We have a remarkable teacher at school, Lucette. She is five foot nothing, and never sleeps. I gasped when I first entered her classroom. A cornucopia of wondrous delights. Art filling every crevice, wall and space on the ceiling. It was beautiful. Each year, she asks for participants for the Fishers Ghost Parade. Last year, I went as a Scottish wench, and my daughter as a Highland dancer.
You are required to go for fittings, the classroom now teaming with clothing racks filled with the most remarkable costumes. It is great fun, and you get to know other families getting into the spirit of the cultural event. She seeks out kids with a bit of spunk, and she seeks out kids who may be normally overlooked. I love her for that. It is always blisteringly hot the day of the parade, and as we stand waiting to take our place in the merciless sun, we try our best not to pass out. As soon as we start our march through the crowds, the discomfort is forgotten.
We look out at the crowds, whom have been waiting for hours, seated on folding chairs and are touched. I heard that quite a few in the crowd cant afford the rides of the carnival to follow, and have built traditions within their families of taking them to the parade. That moves me. The theme this year was the melding of cultures. Ours was Japan and Scotland. My little girl was the Queen of the Thistles.
She was so eager to be a part of it again this year, and I love that this event gets everyone so enthused. My friend Karen, looked a vision in her kimono, and as she passed an elderly Japanese lady, she bowed very low as a sign of respect. She was approached later and told how much that had meant. Lucette is throwing a Christmas party for the participants soon, and we look forward to being reunited with everyone.

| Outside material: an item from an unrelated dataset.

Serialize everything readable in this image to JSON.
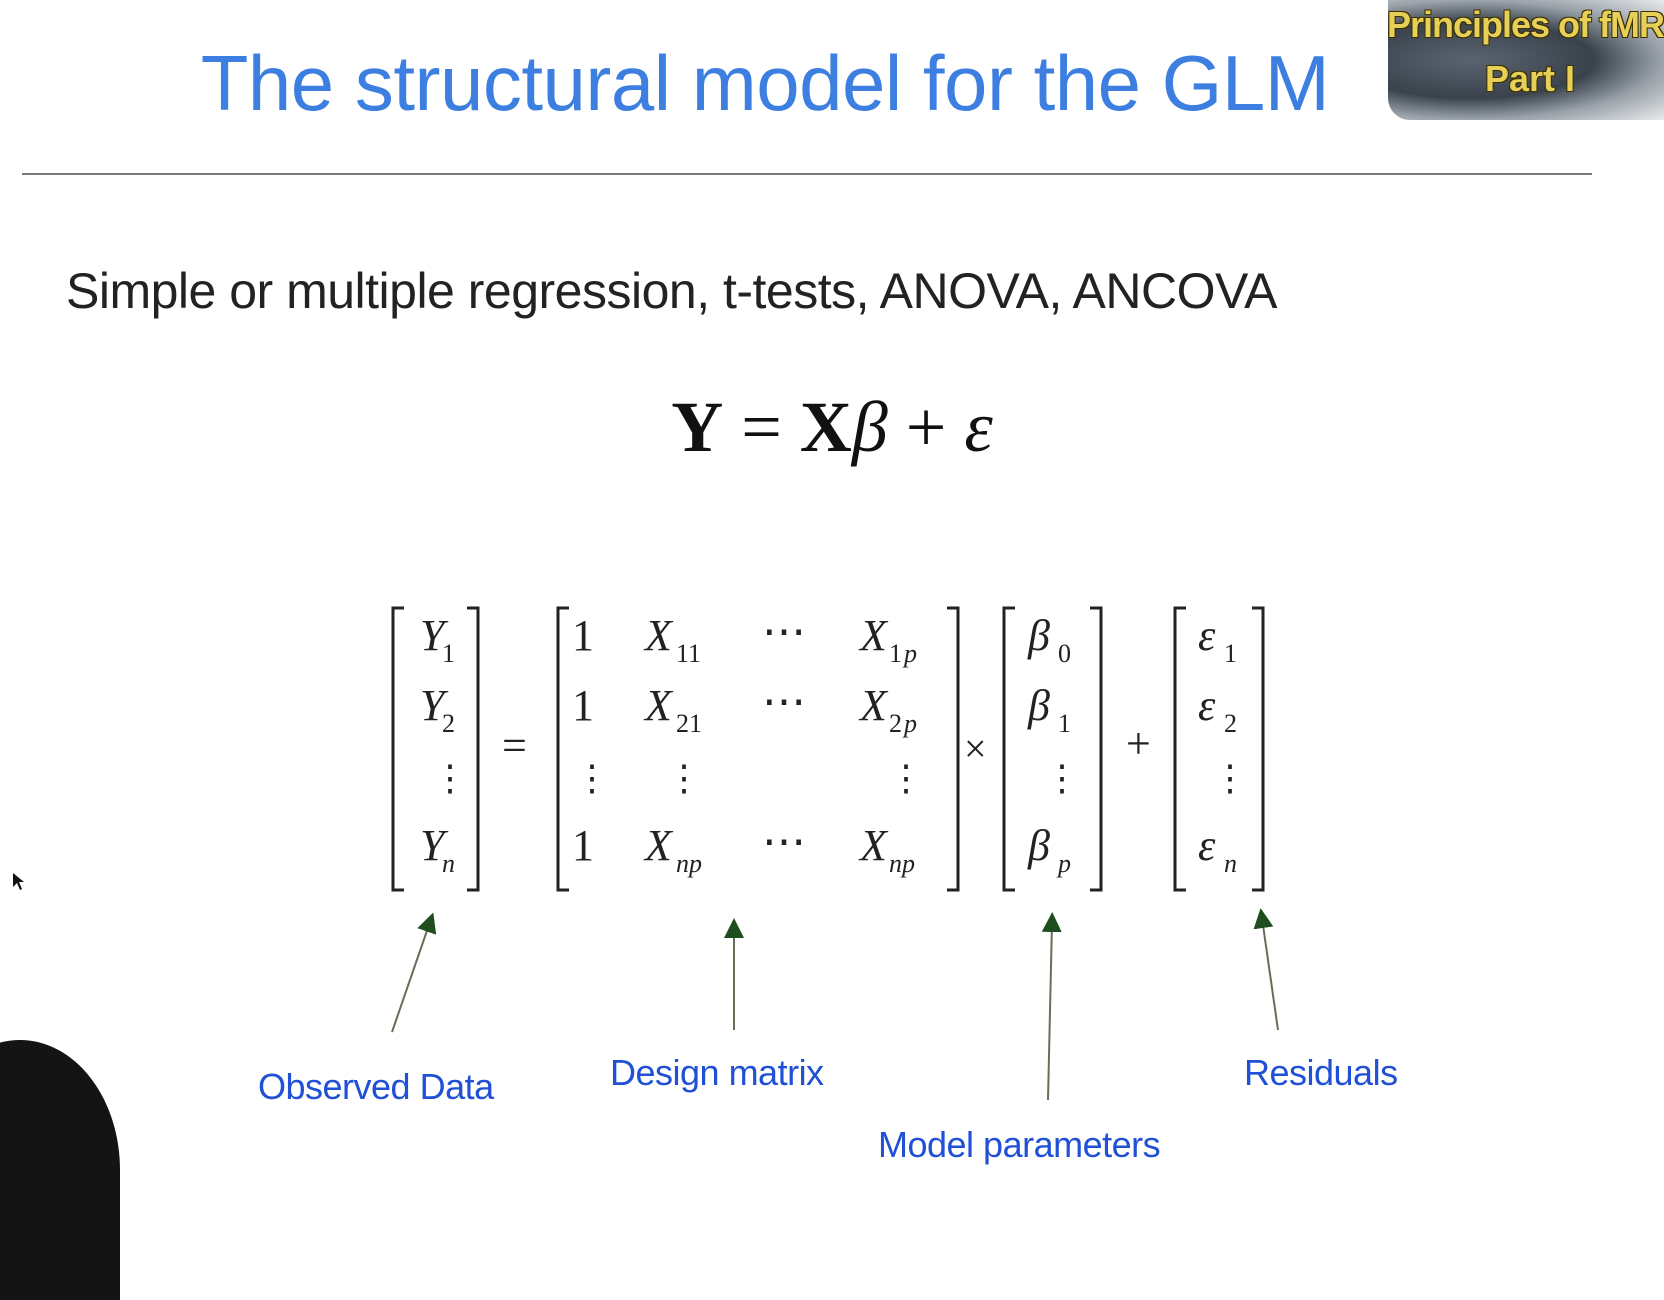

She is a weaver of people, art and pageantry, bringing it all together. What a gift to have!